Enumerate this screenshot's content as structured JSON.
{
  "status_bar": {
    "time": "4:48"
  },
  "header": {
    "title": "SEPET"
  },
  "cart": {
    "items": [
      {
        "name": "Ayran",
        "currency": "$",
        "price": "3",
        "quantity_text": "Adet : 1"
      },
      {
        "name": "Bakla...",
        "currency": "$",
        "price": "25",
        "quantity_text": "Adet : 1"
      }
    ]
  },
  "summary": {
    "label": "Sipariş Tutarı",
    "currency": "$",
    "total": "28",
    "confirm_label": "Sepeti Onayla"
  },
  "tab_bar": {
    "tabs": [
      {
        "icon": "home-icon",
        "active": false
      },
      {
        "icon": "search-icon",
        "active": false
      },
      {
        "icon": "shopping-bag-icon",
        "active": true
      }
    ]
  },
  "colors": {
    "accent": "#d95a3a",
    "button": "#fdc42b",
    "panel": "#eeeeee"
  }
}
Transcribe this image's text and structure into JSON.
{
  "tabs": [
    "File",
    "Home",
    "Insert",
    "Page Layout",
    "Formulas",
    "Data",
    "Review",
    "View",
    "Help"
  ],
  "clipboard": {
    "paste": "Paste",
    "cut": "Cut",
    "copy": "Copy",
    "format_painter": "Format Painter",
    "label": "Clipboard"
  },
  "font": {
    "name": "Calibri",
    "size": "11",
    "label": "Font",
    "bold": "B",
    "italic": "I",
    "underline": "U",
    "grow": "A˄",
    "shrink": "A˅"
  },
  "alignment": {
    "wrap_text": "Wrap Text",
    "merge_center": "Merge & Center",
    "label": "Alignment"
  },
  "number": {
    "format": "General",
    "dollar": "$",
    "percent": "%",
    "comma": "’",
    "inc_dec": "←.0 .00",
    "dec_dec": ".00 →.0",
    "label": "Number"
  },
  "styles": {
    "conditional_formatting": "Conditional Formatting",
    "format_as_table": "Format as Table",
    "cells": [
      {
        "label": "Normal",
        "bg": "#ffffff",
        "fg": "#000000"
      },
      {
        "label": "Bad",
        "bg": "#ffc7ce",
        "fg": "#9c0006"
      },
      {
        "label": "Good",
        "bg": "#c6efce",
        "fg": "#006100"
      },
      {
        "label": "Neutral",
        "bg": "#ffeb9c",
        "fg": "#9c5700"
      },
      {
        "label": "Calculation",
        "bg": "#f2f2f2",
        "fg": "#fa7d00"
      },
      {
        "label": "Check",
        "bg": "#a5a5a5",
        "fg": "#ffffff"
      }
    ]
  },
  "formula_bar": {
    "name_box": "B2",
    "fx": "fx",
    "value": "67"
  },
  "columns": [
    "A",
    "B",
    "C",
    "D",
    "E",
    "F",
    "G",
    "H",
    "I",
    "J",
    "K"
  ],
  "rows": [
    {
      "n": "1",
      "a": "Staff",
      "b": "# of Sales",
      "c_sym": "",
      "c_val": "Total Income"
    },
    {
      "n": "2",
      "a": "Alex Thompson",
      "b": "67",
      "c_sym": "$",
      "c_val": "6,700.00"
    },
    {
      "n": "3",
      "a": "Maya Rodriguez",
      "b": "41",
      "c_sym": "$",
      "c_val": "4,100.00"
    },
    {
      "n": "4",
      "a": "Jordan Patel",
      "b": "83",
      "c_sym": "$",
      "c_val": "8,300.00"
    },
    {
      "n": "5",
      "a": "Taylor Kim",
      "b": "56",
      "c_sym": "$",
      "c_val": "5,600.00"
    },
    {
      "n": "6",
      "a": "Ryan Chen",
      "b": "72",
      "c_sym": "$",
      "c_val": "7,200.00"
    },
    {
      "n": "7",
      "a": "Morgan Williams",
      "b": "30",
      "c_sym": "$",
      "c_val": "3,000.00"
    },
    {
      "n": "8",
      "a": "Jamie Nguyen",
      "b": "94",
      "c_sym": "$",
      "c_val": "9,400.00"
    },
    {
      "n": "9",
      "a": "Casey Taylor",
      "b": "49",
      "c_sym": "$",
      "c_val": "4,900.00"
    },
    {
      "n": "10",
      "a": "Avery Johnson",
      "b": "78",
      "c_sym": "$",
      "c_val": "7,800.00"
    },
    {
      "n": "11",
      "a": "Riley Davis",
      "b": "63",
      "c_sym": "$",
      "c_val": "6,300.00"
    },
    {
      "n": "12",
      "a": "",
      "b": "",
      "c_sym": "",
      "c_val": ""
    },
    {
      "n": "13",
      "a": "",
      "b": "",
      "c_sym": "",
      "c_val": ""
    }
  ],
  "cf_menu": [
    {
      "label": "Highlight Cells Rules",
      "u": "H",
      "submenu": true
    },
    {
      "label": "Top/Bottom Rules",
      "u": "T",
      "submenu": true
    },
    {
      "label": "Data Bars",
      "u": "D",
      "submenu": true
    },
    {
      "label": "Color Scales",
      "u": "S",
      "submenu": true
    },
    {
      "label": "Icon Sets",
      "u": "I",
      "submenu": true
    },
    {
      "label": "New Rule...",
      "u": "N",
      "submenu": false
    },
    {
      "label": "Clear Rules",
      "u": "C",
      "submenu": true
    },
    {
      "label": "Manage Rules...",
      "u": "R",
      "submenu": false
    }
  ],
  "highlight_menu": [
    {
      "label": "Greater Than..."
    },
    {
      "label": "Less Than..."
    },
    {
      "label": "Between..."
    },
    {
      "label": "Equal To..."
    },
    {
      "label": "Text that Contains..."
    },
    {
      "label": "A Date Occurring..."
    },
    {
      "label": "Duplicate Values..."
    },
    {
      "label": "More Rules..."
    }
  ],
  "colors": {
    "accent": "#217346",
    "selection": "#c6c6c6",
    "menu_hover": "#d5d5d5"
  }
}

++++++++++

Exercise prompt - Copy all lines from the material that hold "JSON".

Task solution -
Enumerate this screenshot's content as structured JSON.
Transcribe this image's text and structure into JSON.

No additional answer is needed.